-- Extracted records --
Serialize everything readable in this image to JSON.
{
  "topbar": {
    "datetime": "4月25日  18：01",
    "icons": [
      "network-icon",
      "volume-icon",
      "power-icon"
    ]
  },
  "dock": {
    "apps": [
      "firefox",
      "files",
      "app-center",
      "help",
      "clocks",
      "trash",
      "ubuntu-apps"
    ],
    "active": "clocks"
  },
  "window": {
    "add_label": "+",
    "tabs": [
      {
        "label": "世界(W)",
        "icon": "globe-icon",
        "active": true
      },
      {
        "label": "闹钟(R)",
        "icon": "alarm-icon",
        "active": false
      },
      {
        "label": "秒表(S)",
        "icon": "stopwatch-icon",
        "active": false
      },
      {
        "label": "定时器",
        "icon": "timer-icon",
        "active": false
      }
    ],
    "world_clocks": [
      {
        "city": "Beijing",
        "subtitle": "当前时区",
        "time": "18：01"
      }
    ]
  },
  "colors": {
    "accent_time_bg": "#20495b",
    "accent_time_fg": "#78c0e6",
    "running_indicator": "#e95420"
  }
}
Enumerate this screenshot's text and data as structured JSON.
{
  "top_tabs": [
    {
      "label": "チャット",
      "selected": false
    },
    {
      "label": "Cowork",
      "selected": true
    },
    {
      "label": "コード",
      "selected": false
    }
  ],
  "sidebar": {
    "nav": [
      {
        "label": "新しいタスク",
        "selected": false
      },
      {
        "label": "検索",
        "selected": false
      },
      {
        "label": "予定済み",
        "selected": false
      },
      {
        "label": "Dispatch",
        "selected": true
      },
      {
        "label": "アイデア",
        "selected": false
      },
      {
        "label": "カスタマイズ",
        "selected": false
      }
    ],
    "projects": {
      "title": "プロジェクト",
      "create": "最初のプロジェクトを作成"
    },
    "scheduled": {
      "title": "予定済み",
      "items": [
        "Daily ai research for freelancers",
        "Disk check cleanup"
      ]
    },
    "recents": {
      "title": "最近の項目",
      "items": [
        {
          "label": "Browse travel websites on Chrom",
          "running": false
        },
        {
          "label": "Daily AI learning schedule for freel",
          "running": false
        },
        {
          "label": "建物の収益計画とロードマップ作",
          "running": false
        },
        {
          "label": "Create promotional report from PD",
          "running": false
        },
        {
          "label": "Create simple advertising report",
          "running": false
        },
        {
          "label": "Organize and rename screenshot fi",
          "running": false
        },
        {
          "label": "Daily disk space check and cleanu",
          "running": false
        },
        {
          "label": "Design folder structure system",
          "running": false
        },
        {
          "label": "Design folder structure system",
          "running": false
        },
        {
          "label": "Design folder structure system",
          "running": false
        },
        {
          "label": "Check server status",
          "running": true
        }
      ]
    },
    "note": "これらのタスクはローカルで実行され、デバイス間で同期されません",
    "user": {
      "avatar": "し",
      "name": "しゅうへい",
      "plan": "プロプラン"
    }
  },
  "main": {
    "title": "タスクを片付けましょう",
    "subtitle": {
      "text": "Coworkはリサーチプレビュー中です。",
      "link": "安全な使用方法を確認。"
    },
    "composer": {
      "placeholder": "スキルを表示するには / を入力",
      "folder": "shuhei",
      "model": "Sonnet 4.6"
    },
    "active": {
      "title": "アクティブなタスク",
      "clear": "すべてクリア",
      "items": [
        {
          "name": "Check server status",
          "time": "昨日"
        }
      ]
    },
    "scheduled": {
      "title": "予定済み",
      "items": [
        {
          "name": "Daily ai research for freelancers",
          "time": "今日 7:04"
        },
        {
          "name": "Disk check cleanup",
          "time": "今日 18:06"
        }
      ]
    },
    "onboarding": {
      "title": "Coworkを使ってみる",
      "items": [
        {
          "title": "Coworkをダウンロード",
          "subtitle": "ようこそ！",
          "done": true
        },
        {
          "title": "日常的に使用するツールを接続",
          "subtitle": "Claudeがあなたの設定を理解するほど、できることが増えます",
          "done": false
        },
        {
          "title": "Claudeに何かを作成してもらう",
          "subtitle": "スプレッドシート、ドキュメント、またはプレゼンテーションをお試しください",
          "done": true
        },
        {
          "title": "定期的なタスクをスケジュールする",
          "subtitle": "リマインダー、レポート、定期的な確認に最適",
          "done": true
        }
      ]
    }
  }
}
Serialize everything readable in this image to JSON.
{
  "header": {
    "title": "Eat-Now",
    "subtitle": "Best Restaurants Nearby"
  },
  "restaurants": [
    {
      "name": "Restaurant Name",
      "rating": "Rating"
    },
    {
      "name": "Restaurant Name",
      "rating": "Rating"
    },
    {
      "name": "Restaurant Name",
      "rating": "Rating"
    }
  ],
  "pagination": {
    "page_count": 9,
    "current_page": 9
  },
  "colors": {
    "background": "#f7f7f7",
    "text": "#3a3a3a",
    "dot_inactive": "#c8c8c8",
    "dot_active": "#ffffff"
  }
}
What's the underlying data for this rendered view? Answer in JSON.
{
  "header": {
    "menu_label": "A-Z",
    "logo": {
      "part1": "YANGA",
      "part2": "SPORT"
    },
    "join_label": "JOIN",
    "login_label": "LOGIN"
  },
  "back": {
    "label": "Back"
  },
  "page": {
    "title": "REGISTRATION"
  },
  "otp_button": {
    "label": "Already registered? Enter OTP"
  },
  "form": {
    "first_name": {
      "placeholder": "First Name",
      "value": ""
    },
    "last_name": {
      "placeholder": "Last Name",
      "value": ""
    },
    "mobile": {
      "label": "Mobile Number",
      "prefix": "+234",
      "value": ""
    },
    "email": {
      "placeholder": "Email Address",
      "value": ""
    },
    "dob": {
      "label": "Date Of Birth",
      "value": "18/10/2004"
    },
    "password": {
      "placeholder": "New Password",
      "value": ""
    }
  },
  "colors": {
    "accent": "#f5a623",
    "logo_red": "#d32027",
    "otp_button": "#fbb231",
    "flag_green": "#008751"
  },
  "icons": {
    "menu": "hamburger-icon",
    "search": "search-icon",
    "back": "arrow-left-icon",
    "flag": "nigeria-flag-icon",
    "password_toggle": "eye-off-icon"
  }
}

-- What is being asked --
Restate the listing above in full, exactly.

-- Result --
Serialize everything readable in this image to JSON.
{
  "topbar": {
    "datetime": "4月25日  18：01",
    "icons": [
      "network-icon",
      "volume-icon",
      "power-icon"
    ]
  },
  "dock": {
    "apps": [
      "firefox",
      "files",
      "app-center",
      "help",
      "clocks",
      "trash",
      "ubuntu-apps"
    ],
    "active": "clocks"
  },
  "window": {
    "add_label": "+",
    "tabs": [
      {
        "label": "世界(W)",
        "icon": "globe-icon",
        "active": true
      },
      {
        "label": "闹钟(R)",
        "icon": "alarm-icon",
        "active": false
      },
      {
        "label": "秒表(S)",
        "icon": "stopwatch-icon",
        "active": false
      },
      {
        "label": "定时器",
        "icon": "timer-icon",
        "active": false
      }
    ],
    "world_clocks": [
      {
        "city": "Beijing",
        "subtitle": "当前时区",
        "time": "18：01"
      }
    ]
  },
  "colors": {
    "accent_time_bg": "#20495b",
    "accent_time_fg": "#78c0e6",
    "running_indicator": "#e95420"
  }
}
Enumerate this screenshot's text and data as structured JSON.
{
  "top_tabs": [
    {
      "label": "チャット",
      "selected": false
    },
    {
      "label": "Cowork",
      "selected": true
    },
    {
      "label": "コード",
      "selected": false
    }
  ],
  "sidebar": {
    "nav": [
      {
        "label": "新しいタスク",
        "selected": false
      },
      {
        "label": "検索",
        "selected": false
      },
      {
        "label": "予定済み",
        "selected": false
      },
      {
        "label": "Dispatch",
        "selected": true
      },
      {
        "label": "アイデア",
        "selected": false
      },
      {
        "label": "カスタマイズ",
        "selected": false
      }
    ],
    "projects": {
      "title": "プロジェクト",
      "create": "最初のプロジェクトを作成"
    },
    "scheduled": {
      "title": "予定済み",
      "items": [
        "Daily ai research for freelancers",
        "Disk check cleanup"
      ]
    },
    "recents": {
      "title": "最近の項目",
      "items": [
        {
          "label": "Browse travel websites on Chrom",
          "running": false
        },
        {
          "label": "Daily AI learning schedule for freel",
          "running": false
        },
        {
          "label": "建物の収益計画とロードマップ作",
          "running": false
        },
        {
          "label": "Create promotional report from PD",
          "running": false
        },
        {
          "label": "Create simple advertising report",
          "running": false
        },
        {
          "label": "Organize and rename screenshot fi",
          "running": false
        },
        {
          "label": "Daily disk space check and cleanu",
          "running": false
        },
        {
          "label": "Design folder structure system",
          "running": false
        },
        {
          "label": "Design folder structure system",
          "running": false
        },
        {
          "label": "Design folder structure system",
          "running": false
        },
        {
          "label": "Check server status",
          "running": true
        }
      ]
    },
    "note": "これらのタスクはローカルで実行され、デバイス間で同期されません",
    "user": {
      "avatar": "し",
      "name": "しゅうへい",
      "plan": "プロプラン"
    }
  },
  "main": {
    "title": "タスクを片付けましょう",
    "subtitle": {
      "text": "Coworkはリサーチプレビュー中です。",
      "link": "安全な使用方法を確認。"
    },
    "composer": {
      "placeholder": "スキルを表示するには / を入力",
      "folder": "shuhei",
      "model": "Sonnet 4.6"
    },
    "active": {
      "title": "アクティブなタスク",
      "clear": "すべてクリア",
      "items": [
        {
          "name": "Check server status",
          "time": "昨日"
        }
      ]
    },
    "scheduled": {
      "title": "予定済み",
      "items": [
        {
          "name": "Daily ai research for freelancers",
          "time": "今日 7:04"
        },
        {
          "name": "Disk check cleanup",
          "time": "今日 18:06"
        }
      ]
    },
    "onboarding": {
      "title": "Coworkを使ってみる",
      "items": [
        {
          "title": "Coworkをダウンロード",
          "subtitle": "ようこそ！",
          "done": true
        },
        {
          "title": "日常的に使用するツールを接続",
          "subtitle": "Claudeがあなたの設定を理解するほど、できることが増えます",
          "done": false
        },
        {
          "title": "Claudeに何かを作成してもらう",
          "subtitle": "スプレッドシート、ドキュメント、またはプレゼンテーションをお試しください",
          "done": true
        },
        {
          "title": "定期的なタスクをスケジュールする",
          "subtitle": "リマインダー、レポート、定期的な確認に最適",
          "done": true
        }
      ]
    }
  }
}
Serialize everything readable in this image to JSON.
{
  "header": {
    "title": "Eat-Now",
    "subtitle": "Best Restaurants Nearby"
  },
  "restaurants": [
    {
      "name": "Restaurant Name",
      "rating": "Rating"
    },
    {
      "name": "Restaurant Name",
      "rating": "Rating"
    },
    {
      "name": "Restaurant Name",
      "rating": "Rating"
    }
  ],
  "pagination": {
    "page_count": 9,
    "current_page": 9
  },
  "colors": {
    "background": "#f7f7f7",
    "text": "#3a3a3a",
    "dot_inactive": "#c8c8c8",
    "dot_active": "#ffffff"
  }
}
What's the underlying data for this rendered view? Answer in JSON.
{
  "header": {
    "menu_label": "A-Z",
    "logo": {
      "part1": "YANGA",
      "part2": "SPORT"
    },
    "join_label": "JOIN",
    "login_label": "LOGIN"
  },
  "back": {
    "label": "Back"
  },
  "page": {
    "title": "REGISTRATION"
  },
  "otp_button": {
    "label": "Already registered? Enter OTP"
  },
  "form": {
    "first_name": {
      "placeholder": "First Name",
      "value": ""
    },
    "last_name": {
      "placeholder": "Last Name",
      "value": ""
    },
    "mobile": {
      "label": "Mobile Number",
      "prefix": "+234",
      "value": ""
    },
    "email": {
      "placeholder": "Email Address",
      "value": ""
    },
    "dob": {
      "label": "Date Of Birth",
      "value": "18/10/2004"
    },
    "password": {
      "placeholder": "New Password",
      "value": ""
    }
  },
  "colors": {
    "accent": "#f5a623",
    "logo_red": "#d32027",
    "otp_button": "#fbb231",
    "flag_green": "#008751"
  },
  "icons": {
    "menu": "hamburger-icon",
    "search": "search-icon",
    "back": "arrow-left-icon",
    "flag": "nigeria-flag-icon",
    "password_toggle": "eye-off-icon"
  }
}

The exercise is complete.